Gratitude Is Like a Treat on a Tray
Being in the school of life with vision loss has taught me that when I am truly challenged by being unable to do a visual task or some other frustration is hampering my happy-heart, I must look for the good in that very moment. In other words, I stop my thoughts raging out of control to highlight all the negatives of the situation and force myself to find three reasons to be grateful—right in the midst of difficulty. By shifting my thoughts to consider things I can be grateful for, especially when I don’t particularly want to, is like being invited to an uplifting party and being given a treat on a tray. A heart-felt gratitude can make any issues of blindness fall away from my thoughts and is replaced with a more gentle approach to the situation.
Gratitude and thankfulness are core essentials in my life too. I begin my day just before dawn to walk my two dogs in the woods along the creek where we are surrounded by nature and waking bird calls. Nature brings balance and peacefulness into my life. Happiness is intentional. I intend to have a happy and fruitful day, no matter what happens!
Ways to Invite Happiness Into Your Life with Low Vision
When you are looking for reassurance, inner peace, and emotional security, why not consider the following ways to invite happiness into your daily routine.
Create a Gratitude Journal
Try keeping a journal or a document on your computer dedicated to writing down all the things you are grateful for in your life. Begin by recording your thoughts for a month and jot down at least three to five aspects of your life unique to your vision loss experience; list everyone and everything you count fortunate to be experiencing each day.
There will be days you won’t want to write anything but if you stay true to this process and prompt the heart by saying, “I am grateful today for…”—it works in helping to cope with negative aspects of a situation.
Reading an Inspirational Book
Lynda recommends reading an inspirational book before you take on any project. One book she suggests is The Seven Spiritual Laws for Success by Deepak Chopra. Currently, Lynda is reading the Bible and takes time to listen to a daily audiobook. Not far from Lynda’s reach is a stack of poetry books near her computer, so she can pick one up and read poems using her electronic magnifier.
Random Acts of Kindness
Often a sense of well-being and happiness comes when we are generous to making a difference in the lives of others. It is acts of random kindness, a genuine comment, or words of praise that will literally “make their day.”
Some people call this “paying it forward” based on a book and a movie of the same name. It highlights the kindness of a young boy who did three good deeds for others. All he sought in return was for those three people to pass on another good deed for three more people. By participating in acts of kindness, we become more effective and happier in our home and work environments.
Likewise, another example is from author Darren Hardy, who wrote in his book, The Compound Effect, how he jotted down one thing every day for a year on the things he loved most about his wife. Keeping his “gratitude journal” had a transforming effect on his relationship with his wife as well as being able to present her with a unique gift on Thanksgiving Day!

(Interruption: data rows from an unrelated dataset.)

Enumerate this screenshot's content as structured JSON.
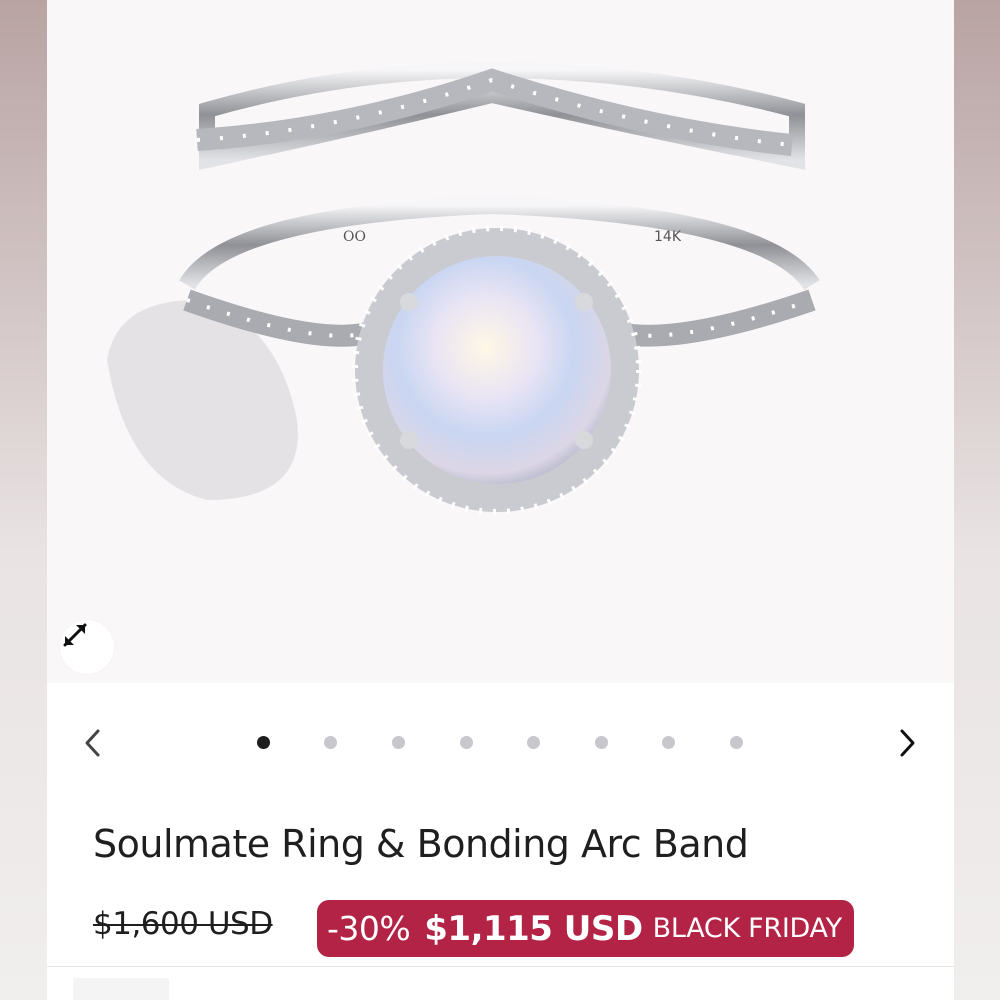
{
  "product": {
    "title": "Soulmate Ring & Bonding Arc Band",
    "ring_engraving_logo": "OO",
    "ring_engraving_karat": "14K"
  },
  "gallery": {
    "slide_count": 8,
    "active_index": 0,
    "expand_icon": "expand-arrows-icon",
    "prev_icon": "chevron-left-icon",
    "next_icon": "chevron-right-icon"
  },
  "pricing": {
    "original_price": "$1,600 USD",
    "discount": "-30%",
    "sale_price": "$1,115 USD",
    "promo_label": "BLACK FRIDAY"
  },
  "colors": {
    "sale_badge": "#b32346",
    "active_dot": "#1e1e1e",
    "inactive_dot": "#c7c7cc",
    "text": "#1f1f1f"
  }
}
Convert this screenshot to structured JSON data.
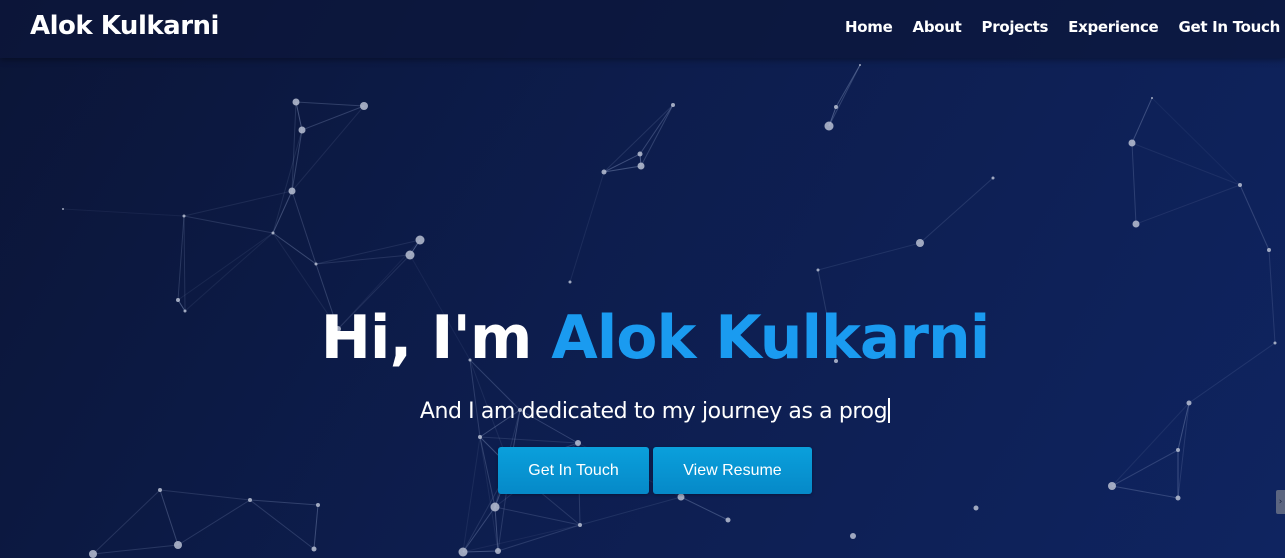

As a member of the Art Abandonment Group on Facebook, Lynda enjoys leaving gifts of art works for a random person in unexpected places. She regularly wraps up pieces of her art and leaves them with a message that this art work has been abandoned in this place intentionally, and it now belongs to the person who found it.
Let us know your thoughts. How do you like to get into a happy mood?
To Love This Life: Quotations by Helen Keller (print and audio versions)
Lynda Lambert’s New Book: Walking by Inner Vision: Stories & Poems